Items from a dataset
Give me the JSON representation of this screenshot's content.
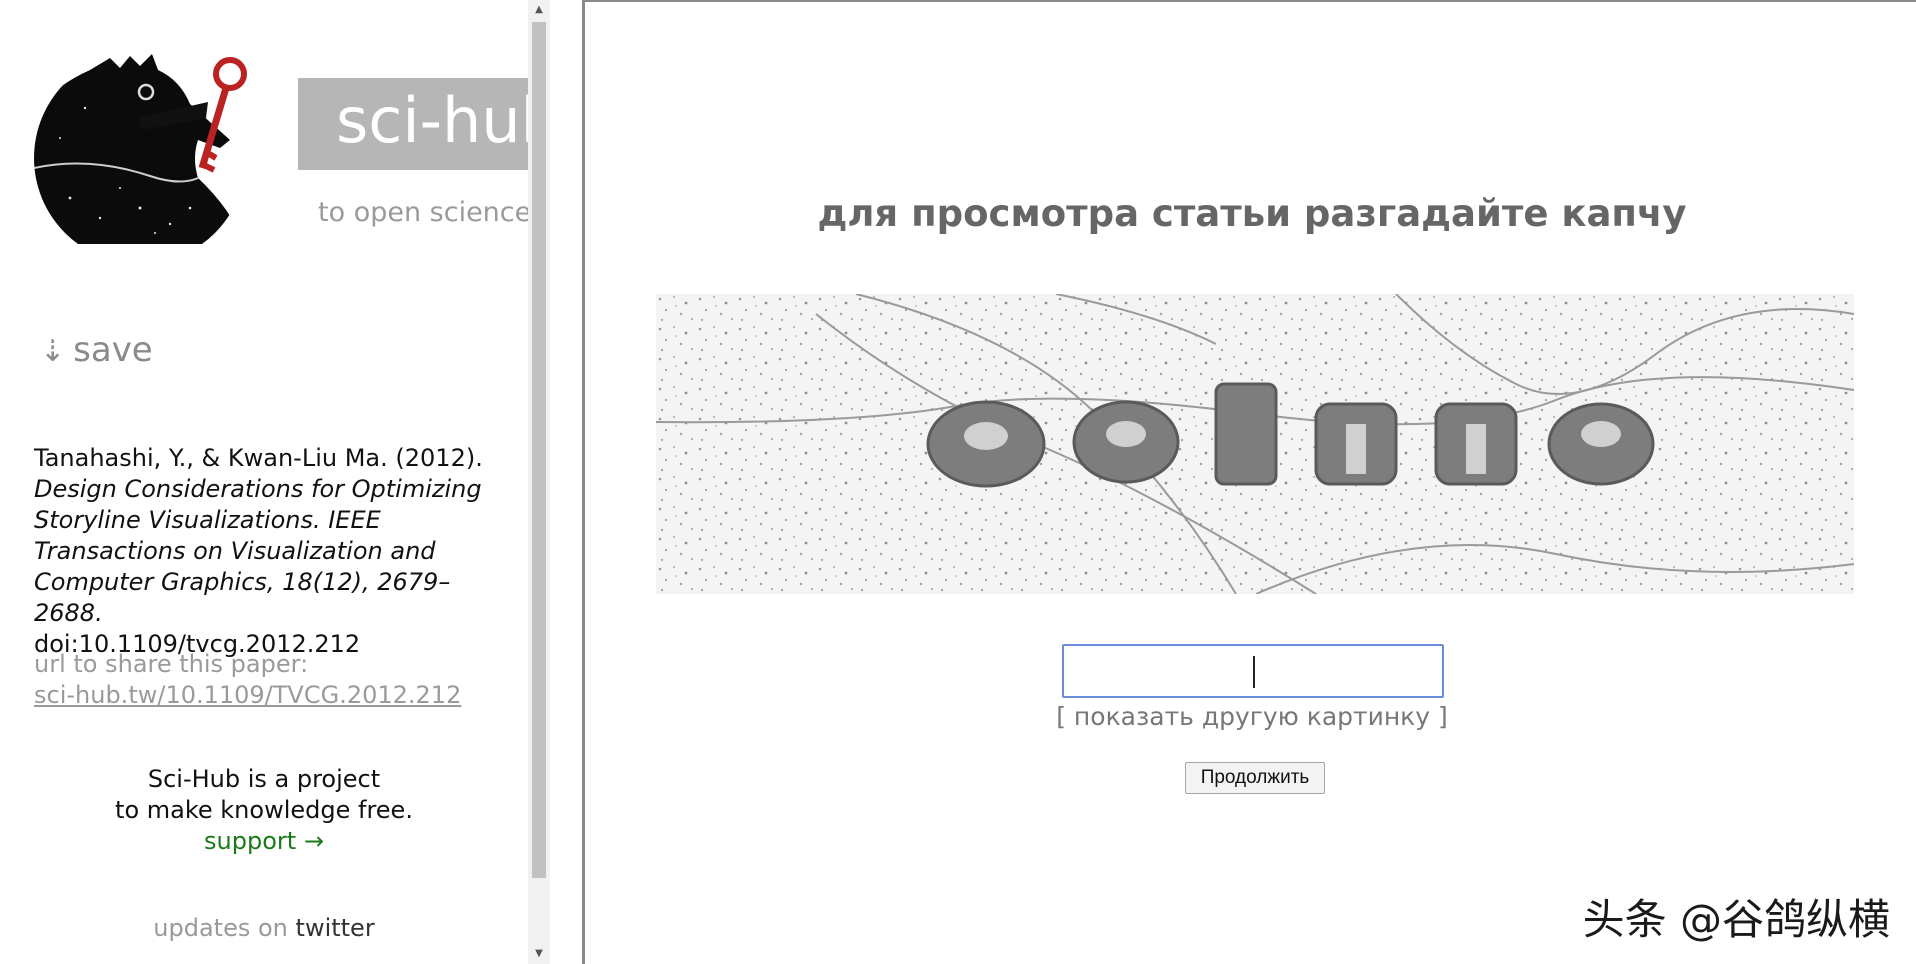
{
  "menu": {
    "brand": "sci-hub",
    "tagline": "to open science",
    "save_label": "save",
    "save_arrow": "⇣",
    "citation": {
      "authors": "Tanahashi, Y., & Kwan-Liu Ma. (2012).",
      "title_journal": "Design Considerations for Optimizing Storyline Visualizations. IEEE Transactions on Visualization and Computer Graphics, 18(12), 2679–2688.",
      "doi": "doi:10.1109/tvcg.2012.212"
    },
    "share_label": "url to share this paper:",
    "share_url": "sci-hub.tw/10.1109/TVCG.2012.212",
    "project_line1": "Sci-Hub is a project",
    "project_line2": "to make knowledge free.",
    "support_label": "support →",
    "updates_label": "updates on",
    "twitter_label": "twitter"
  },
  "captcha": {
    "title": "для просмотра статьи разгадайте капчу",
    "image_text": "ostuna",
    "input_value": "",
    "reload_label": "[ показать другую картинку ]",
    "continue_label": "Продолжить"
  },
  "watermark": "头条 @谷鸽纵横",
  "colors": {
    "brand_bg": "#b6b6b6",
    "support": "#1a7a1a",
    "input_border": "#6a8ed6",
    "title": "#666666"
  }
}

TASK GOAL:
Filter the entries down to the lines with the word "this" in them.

EXERCISE SOLUTION:
Give me the JSON representation of this screenshot's content.
    "share_label": "url to share this paper:",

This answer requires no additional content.